FOF’s James Dobson Attacks Secular Laws As A ‘Fruitcake’ Interpretation Of Constitution

Religious Right honcho James C. Dobson says the idea that U.S. law must be secular is a “fruitcake interpretation of the Constitution.”

Dobson, head of Focus on the Family, launched into a tirade against secular government June 24, in the middle of an attack on Democratic presidential candidate Barack Obama. Dobson criticized a two-year-old speech by Obama on the role of religion in public life. During the speech, the Illinois senator talked about his personal faith but also stressed the idea that laws should have a secular rationale.

Americans United for Separation of Church and State called Dobson’s attack deplorable.

“Dobson is an extremist who wants the government to impose his fundamentalist viewpoint,” said Americans United Executive Director Barry W. Lynn. “He simply cannot accept the fact that America is a diverse nation that welcomes people of all faiths and none. His tirade today is deplorable and probably the most insensitive of his career.

“It is ironic that Dobson is holding himself out as some sort of authority on constitutional law and theology,” Lynn continued. “He is not a theologian or an attorney, and his lack of knowledge about those fields really shows.

“Our Constitution mandates the separation of religion and government,” Lynn concluded. “That means each of us is free to follow our own consciences. Dobson has no right to set himself up as some sort of spiritual dictator who gets to make personal decisions for the rest of us.”

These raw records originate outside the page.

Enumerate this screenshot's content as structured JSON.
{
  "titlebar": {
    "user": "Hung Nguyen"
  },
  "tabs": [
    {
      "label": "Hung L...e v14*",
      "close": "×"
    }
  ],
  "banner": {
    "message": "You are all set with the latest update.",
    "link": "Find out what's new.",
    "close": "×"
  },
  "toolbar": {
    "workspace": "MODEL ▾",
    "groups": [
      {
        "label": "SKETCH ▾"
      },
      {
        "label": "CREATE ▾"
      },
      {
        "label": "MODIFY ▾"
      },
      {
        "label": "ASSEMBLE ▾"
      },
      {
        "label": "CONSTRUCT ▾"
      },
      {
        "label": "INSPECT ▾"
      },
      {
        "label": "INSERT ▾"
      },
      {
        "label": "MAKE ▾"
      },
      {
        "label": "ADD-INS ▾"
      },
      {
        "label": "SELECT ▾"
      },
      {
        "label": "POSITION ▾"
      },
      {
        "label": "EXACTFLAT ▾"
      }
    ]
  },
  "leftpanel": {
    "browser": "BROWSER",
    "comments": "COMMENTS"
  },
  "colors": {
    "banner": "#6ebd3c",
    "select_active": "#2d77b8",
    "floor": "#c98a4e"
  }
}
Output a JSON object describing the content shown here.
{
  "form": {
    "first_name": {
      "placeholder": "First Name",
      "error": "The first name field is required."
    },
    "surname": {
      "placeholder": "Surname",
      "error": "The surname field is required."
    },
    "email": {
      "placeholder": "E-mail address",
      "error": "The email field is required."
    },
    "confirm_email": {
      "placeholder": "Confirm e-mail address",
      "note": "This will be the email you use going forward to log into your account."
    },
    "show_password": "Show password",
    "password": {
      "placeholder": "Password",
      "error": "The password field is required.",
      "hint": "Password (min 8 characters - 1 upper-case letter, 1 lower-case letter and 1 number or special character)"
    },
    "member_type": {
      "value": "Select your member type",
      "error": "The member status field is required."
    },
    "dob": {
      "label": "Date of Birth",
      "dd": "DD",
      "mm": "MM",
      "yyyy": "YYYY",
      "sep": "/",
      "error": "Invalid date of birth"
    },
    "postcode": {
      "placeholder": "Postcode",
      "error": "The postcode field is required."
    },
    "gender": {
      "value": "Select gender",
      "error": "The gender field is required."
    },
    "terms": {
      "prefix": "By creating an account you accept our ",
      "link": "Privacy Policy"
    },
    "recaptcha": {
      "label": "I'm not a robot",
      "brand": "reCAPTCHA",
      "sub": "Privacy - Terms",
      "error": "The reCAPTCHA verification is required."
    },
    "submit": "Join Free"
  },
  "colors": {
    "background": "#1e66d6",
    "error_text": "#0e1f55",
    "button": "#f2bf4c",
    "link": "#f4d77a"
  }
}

Dobson’s criticism of Obama was seen as an effort to rally the Religious Right. Dobson had earlier said he would not vote for Republican hopeful John McCain but now says he might offer the Republican candidate a personal endorsement.

Other Religious Right leaders are rallying around McCain, albeit somewhat reluctantly. During a meeting July 1 in Denver, more than 100 Religious Right activists signed a statement indicating support for the Arizona senator.

The meeting was convened by Mathew Staver, dean of Liberty University’s School of Law. The Baptist Press reported that a complete list of attendees was not released but noted that Phyllis Schlafly, David Barton, Tim and Beverly LaHaye and representatives from Concerned Women for America, Focus on the Family and the American Family Association attended.

“I felt that it was absolutely critical in order to preserve our shared core Christian and moral values that we have unity among the leadership and that we look at the landscape and focus not on candidates, not on personalities and not on parties, but on our values and then assess who can best advance those values,” Staver told Baptist Press. “Once we did that, it was pretty obvious that that would be Sen. John McCain, because Sen. Barack Obama would decimate them.”